“From a moral point of view, as well, don't be that slum-loaded. It will come back and get you,” Phil added.
Adding value through renovation
One of the properties Phil bought inlast June was “poorly presented”, to say the least.
In order to accommodate tenants as soon as possible, he and his team only did preventive maintenance to ensure safety for those who will be living in the property.
Now that the tenants have moved out for a while, they will be adding features like a kitchenette to enhance its appearance and improve the property’s value.
Steve said: “When the tenants left ... we [did] not only [do] some essential work but also some work to value-add in terms of its [total] value … [and] cash flow position … There is [going to be] a bit of expenditure there.”

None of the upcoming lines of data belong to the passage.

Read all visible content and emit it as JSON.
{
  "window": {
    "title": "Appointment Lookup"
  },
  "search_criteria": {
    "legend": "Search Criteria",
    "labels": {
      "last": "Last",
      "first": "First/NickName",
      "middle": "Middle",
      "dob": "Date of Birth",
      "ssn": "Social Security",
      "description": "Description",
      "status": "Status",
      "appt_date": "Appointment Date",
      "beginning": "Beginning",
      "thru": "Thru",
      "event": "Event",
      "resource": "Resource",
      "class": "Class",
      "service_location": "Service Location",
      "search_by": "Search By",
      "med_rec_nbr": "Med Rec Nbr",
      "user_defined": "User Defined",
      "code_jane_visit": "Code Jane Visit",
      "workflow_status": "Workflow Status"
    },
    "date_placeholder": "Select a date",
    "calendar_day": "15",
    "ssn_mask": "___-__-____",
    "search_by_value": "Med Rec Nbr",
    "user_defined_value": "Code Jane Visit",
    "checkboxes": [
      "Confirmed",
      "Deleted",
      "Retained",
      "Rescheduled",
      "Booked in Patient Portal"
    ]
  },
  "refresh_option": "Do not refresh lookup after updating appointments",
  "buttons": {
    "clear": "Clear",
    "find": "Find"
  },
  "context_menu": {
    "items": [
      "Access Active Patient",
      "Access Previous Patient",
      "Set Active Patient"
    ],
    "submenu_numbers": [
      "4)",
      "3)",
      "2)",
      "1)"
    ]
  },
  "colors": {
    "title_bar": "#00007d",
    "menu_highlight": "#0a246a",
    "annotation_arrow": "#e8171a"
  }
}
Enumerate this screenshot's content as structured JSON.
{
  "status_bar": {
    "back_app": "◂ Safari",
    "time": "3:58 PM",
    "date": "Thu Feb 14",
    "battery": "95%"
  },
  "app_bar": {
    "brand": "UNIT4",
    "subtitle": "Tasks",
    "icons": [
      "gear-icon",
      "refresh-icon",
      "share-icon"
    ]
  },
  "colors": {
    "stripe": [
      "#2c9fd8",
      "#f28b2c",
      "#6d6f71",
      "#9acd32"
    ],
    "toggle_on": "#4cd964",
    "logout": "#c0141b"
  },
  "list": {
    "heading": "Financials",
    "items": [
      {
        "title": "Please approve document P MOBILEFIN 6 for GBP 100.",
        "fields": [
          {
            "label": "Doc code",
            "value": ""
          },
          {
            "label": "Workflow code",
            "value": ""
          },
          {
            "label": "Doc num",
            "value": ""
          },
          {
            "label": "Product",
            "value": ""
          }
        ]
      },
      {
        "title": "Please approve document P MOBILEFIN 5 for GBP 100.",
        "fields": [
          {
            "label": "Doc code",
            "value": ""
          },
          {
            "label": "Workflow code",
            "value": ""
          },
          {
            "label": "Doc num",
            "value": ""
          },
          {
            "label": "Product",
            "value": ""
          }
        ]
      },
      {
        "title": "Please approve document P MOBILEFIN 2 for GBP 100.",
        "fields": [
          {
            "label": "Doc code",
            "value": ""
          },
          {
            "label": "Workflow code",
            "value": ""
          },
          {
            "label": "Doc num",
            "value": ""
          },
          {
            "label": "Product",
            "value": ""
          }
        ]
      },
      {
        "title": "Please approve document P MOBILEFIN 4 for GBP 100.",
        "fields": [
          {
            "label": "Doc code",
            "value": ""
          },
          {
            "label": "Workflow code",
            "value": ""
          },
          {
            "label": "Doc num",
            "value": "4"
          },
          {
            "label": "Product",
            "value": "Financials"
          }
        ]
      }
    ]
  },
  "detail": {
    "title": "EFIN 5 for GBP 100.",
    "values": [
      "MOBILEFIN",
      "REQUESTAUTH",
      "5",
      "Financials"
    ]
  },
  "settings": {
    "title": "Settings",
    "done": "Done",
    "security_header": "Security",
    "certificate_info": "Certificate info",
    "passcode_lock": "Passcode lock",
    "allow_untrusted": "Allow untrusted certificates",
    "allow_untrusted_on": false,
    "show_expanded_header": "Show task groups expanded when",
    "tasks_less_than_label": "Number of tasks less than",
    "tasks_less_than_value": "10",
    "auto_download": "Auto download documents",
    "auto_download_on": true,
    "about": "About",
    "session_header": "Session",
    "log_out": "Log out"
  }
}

‘Run the numbers’
While property investors can definitely influence cash flow through several strategies, it is important to weigh the options carefully in order to avoid unnecessary costs or losses. When you decided to push rents up, think of the possibility of having the property vacant for a while because no one could afford it.
According to Phil: “You need to weigh up … potentially getting $10 more a week versus missing out on someone for two months when you've got a property vacated.”
“It's a lever that is a challenge to the pool. How else can you influence cash flow? Preventative maintenance—spend a dollar today so you don't have to spend two dollars tomorrow,” he added.
At the end of the day, it’s about being careful when running the numbers, Michael said. You don’t want to be shelling out $5,000 just to get an additional $10-per-week in rent, especially if you can’t withstand the loss in the long-term.
“If you are going to spend the money and it's going to create you 10 per cent or 15 per cent return on that initial expenditure, well, it's … worth entertaining then as long as you can withstand the capital that's gone from your kitty, so to speak,” the accountant concluded.
Tune in to Phil Tarrant’s property portfolio update to find out just how much it costs to hold his properties, considering interest rates, weekly costs, and taxes, as well as the metrics they utilise to improve cash flow and achieve continuous growth.